* _Task item_
This exercise needs all of the entries set down again, exactly as they read.

* _Input data_
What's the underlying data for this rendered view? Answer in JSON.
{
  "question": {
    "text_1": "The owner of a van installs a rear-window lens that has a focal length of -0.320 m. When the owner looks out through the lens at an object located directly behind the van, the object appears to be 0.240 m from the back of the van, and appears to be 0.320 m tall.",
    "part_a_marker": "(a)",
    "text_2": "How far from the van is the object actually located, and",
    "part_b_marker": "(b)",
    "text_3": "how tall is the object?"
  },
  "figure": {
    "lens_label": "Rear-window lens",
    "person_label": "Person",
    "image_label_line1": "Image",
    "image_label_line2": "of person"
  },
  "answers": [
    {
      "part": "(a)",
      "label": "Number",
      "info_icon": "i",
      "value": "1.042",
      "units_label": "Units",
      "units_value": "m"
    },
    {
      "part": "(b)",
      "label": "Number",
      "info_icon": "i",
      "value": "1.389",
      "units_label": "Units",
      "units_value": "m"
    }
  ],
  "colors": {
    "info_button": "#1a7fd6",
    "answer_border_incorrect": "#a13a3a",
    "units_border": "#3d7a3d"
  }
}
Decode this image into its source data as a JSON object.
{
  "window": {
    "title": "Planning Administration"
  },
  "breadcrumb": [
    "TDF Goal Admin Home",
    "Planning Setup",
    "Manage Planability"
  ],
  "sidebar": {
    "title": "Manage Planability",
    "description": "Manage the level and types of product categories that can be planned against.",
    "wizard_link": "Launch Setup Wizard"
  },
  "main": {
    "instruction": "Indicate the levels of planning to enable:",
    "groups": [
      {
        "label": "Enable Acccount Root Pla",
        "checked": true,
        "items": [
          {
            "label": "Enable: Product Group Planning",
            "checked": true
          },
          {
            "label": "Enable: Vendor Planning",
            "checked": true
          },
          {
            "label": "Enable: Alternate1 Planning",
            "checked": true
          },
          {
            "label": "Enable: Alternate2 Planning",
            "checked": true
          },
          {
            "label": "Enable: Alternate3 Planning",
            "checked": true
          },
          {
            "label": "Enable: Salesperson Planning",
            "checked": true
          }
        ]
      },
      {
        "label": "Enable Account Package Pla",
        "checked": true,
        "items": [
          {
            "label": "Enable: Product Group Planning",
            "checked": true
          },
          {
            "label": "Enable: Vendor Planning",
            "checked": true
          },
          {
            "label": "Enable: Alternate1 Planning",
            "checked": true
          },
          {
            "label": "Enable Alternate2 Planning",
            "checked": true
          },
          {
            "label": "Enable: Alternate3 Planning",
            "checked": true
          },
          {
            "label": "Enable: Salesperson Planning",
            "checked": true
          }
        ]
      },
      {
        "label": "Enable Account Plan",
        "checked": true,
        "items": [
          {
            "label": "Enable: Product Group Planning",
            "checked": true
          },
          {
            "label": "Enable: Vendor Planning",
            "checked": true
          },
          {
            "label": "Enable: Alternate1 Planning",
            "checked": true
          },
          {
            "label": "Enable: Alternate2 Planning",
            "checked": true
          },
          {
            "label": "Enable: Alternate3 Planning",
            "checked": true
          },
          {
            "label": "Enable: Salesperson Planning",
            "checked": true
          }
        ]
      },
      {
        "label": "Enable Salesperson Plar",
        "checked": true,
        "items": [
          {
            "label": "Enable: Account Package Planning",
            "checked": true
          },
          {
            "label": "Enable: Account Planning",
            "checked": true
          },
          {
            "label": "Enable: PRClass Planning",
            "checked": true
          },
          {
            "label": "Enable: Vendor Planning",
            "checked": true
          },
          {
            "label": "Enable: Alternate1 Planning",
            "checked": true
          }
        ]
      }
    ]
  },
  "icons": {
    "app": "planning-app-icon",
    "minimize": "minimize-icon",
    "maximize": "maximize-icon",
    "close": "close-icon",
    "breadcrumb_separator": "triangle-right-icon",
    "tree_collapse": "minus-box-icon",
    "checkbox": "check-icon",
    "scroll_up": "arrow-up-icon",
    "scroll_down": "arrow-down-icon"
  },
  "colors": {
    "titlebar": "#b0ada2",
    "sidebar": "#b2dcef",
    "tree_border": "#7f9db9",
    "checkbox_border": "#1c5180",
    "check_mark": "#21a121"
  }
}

* _Solution below_
What's the underlying data for this rendered view? Answer in JSON.
{
  "question": {
    "text_1": "The owner of a van installs a rear-window lens that has a focal length of -0.320 m. When the owner looks out through the lens at an object located directly behind the van, the object appears to be 0.240 m from the back of the van, and appears to be 0.320 m tall.",
    "part_a_marker": "(a)",
    "text_2": "How far from the van is the object actually located, and",
    "part_b_marker": "(b)",
    "text_3": "how tall is the object?"
  },
  "figure": {
    "lens_label": "Rear-window lens",
    "person_label": "Person",
    "image_label_line1": "Image",
    "image_label_line2": "of person"
  },
  "answers": [
    {
      "part": "(a)",
      "label": "Number",
      "info_icon": "i",
      "value": "1.042",
      "units_label": "Units",
      "units_value": "m"
    },
    {
      "part": "(b)",
      "label": "Number",
      "info_icon": "i",
      "value": "1.389",
      "units_label": "Units",
      "units_value": "m"
    }
  ],
  "colors": {
    "info_button": "#1a7fd6",
    "answer_border_incorrect": "#a13a3a",
    "units_border": "#3d7a3d"
  }
}
Decode this image into its source data as a JSON object.
{
  "window": {
    "title": "Planning Administration"
  },
  "breadcrumb": [
    "TDF Goal Admin Home",
    "Planning Setup",
    "Manage Planability"
  ],
  "sidebar": {
    "title": "Manage Planability",
    "description": "Manage the level and types of product categories that can be planned against.",
    "wizard_link": "Launch Setup Wizard"
  },
  "main": {
    "instruction": "Indicate the levels of planning to enable:",
    "groups": [
      {
        "label": "Enable Acccount Root Pla",
        "checked": true,
        "items": [
          {
            "label": "Enable: Product Group Planning",
            "checked": true
          },
          {
            "label": "Enable: Vendor Planning",
            "checked": true
          },
          {
            "label": "Enable: Alternate1 Planning",
            "checked": true
          },
          {
            "label": "Enable: Alternate2 Planning",
            "checked": true
          },
          {
            "label": "Enable: Alternate3 Planning",
            "checked": true
          },
          {
            "label": "Enable: Salesperson Planning",
            "checked": true
          }
        ]
      },
      {
        "label": "Enable Account Package Pla",
        "checked": true,
        "items": [
          {
            "label": "Enable: Product Group Planning",
            "checked": true
          },
          {
            "label": "Enable: Vendor Planning",
            "checked": true
          },
          {
            "label": "Enable: Alternate1 Planning",
            "checked": true
          },
          {
            "label": "Enable Alternate2 Planning",
            "checked": true
          },
          {
            "label": "Enable: Alternate3 Planning",
            "checked": true
          },
          {
            "label": "Enable: Salesperson Planning",
            "checked": true
          }
        ]
      },
      {
        "label": "Enable Account Plan",
        "checked": true,
        "items": [
          {
            "label": "Enable: Product Group Planning",
            "checked": true
          },
          {
            "label": "Enable: Vendor Planning",
            "checked": true
          },
          {
            "label": "Enable: Alternate1 Planning",
            "checked": true
          },
          {
            "label": "Enable: Alternate2 Planning",
            "checked": true
          },
          {
            "label": "Enable: Alternate3 Planning",
            "checked": true
          },
          {
            "label": "Enable: Salesperson Planning",
            "checked": true
          }
        ]
      },
      {
        "label": "Enable Salesperson Plar",
        "checked": true,
        "items": [
          {
            "label": "Enable: Account Package Planning",
            "checked": true
          },
          {
            "label": "Enable: Account Planning",
            "checked": true
          },
          {
            "label": "Enable: PRClass Planning",
            "checked": true
          },
          {
            "label": "Enable: Vendor Planning",
            "checked": true
          },
          {
            "label": "Enable: Alternate1 Planning",
            "checked": true
          }
        ]
      }
    ]
  },
  "icons": {
    "app": "planning-app-icon",
    "minimize": "minimize-icon",
    "maximize": "maximize-icon",
    "close": "close-icon",
    "breadcrumb_separator": "triangle-right-icon",
    "tree_collapse": "minus-box-icon",
    "checkbox": "check-icon",
    "scroll_up": "arrow-up-icon",
    "scroll_down": "arrow-down-icon"
  },
  "colors": {
    "titlebar": "#b0ada2",
    "sidebar": "#b2dcef",
    "tree_border": "#7f9db9",
    "checkbox_border": "#1c5180",
    "check_mark": "#21a121"
  }
}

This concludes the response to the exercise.